Problem requirements - Write out each line below exactly as it appears.

+++ Listed records

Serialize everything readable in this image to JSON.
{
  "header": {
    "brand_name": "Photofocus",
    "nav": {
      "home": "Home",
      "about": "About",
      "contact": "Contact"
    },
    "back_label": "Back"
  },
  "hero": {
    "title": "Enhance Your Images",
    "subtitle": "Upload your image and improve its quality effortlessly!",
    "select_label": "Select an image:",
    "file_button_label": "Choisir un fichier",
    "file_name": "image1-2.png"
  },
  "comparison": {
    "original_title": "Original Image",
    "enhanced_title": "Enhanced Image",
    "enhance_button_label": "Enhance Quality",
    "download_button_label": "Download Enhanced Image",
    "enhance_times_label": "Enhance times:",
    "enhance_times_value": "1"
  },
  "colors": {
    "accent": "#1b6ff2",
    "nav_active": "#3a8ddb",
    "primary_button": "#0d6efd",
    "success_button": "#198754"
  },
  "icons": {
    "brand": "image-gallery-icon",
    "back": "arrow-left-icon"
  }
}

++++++

Solution to the exercise -
Serialize everything readable in this image to JSON.
{
  "header": {
    "brand_name": "Photofocus",
    "nav": {
      "home": "Home",
      "about": "About",
      "contact": "Contact"
    },
    "back_label": "Back"
  },
  "hero": {
    "title": "Enhance Your Images",
    "subtitle": "Upload your image and improve its quality effortlessly!",
    "select_label": "Select an image:",
    "file_button_label": "Choisir un fichier",
    "file_name": "image1-2.png"
  },
  "comparison": {
    "original_title": "Original Image",
    "enhanced_title": "Enhanced Image",
    "enhance_button_label": "Enhance Quality",
    "download_button_label": "Download Enhanced Image",
    "enhance_times_label": "Enhance times:",
    "enhance_times_value": "1"
  },
  "colors": {
    "accent": "#1b6ff2",
    "nav_active": "#3a8ddb",
    "primary_button": "#0d6efd",
    "success_button": "#198754"
  },
  "icons": {
    "brand": "image-gallery-icon",
    "back": "arrow-left-icon"
  }
}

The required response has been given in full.